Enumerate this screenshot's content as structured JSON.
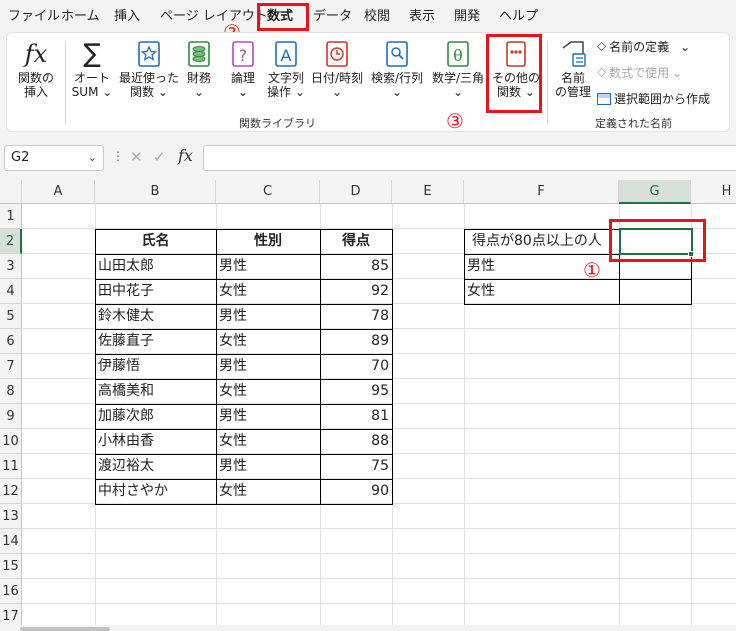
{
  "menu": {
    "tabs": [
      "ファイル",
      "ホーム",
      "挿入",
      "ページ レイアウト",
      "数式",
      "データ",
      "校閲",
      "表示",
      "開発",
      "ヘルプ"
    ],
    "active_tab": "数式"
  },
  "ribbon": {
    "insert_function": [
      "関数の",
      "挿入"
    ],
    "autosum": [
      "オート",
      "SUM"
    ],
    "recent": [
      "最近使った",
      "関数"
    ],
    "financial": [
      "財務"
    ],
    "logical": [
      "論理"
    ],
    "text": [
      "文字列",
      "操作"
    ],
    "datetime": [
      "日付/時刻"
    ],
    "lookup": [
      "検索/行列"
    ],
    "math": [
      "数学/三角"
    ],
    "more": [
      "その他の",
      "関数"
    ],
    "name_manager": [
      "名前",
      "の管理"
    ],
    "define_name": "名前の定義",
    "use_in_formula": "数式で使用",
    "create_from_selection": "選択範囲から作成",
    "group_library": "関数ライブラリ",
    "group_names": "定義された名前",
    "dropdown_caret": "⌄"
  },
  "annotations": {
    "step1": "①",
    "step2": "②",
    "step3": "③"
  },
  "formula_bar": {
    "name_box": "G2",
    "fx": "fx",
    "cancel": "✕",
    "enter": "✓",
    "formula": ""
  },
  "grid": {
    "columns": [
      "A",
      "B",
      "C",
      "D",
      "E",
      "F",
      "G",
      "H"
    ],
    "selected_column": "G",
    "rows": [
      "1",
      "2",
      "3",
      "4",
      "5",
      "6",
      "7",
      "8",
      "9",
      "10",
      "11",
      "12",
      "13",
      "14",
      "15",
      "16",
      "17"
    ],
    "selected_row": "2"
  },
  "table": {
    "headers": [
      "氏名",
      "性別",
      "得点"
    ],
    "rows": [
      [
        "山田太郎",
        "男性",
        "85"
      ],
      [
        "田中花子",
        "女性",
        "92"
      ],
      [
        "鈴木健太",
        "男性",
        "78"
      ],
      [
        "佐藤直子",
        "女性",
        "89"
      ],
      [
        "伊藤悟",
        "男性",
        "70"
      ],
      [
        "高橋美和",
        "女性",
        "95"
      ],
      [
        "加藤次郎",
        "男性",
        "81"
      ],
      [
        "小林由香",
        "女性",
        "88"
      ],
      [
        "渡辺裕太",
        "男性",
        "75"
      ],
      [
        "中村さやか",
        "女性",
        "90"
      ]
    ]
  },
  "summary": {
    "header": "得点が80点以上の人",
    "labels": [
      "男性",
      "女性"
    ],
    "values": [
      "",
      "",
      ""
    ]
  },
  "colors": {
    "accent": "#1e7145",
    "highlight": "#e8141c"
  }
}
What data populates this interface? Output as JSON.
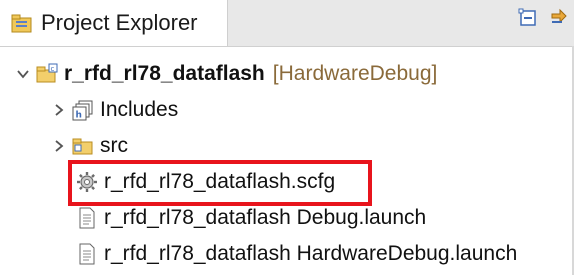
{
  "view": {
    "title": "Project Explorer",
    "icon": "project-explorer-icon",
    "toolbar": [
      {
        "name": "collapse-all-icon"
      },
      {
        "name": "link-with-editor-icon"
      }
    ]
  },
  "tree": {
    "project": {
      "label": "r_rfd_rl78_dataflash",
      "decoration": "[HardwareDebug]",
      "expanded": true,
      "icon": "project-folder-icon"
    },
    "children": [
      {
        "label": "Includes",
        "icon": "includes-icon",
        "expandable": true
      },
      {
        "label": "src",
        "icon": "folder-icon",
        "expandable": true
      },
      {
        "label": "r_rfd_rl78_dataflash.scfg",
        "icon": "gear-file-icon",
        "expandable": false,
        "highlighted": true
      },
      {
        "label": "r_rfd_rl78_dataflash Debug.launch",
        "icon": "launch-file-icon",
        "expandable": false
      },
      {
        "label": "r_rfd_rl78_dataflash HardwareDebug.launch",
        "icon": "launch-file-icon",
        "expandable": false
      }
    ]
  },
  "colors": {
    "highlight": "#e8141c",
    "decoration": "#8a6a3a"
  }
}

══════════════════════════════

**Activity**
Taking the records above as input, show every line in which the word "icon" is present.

**Answer box**
    "icon": "project-explorer-icon",
        "name": "collapse-all-icon"
        "name": "link-with-editor-icon"
      "icon": "project-folder-icon"
        "icon": "includes-icon",
        "icon": "folder-icon",
        "icon": "gear-file-icon",
        "icon": "launch-file-icon",
        "icon": "launch-file-icon",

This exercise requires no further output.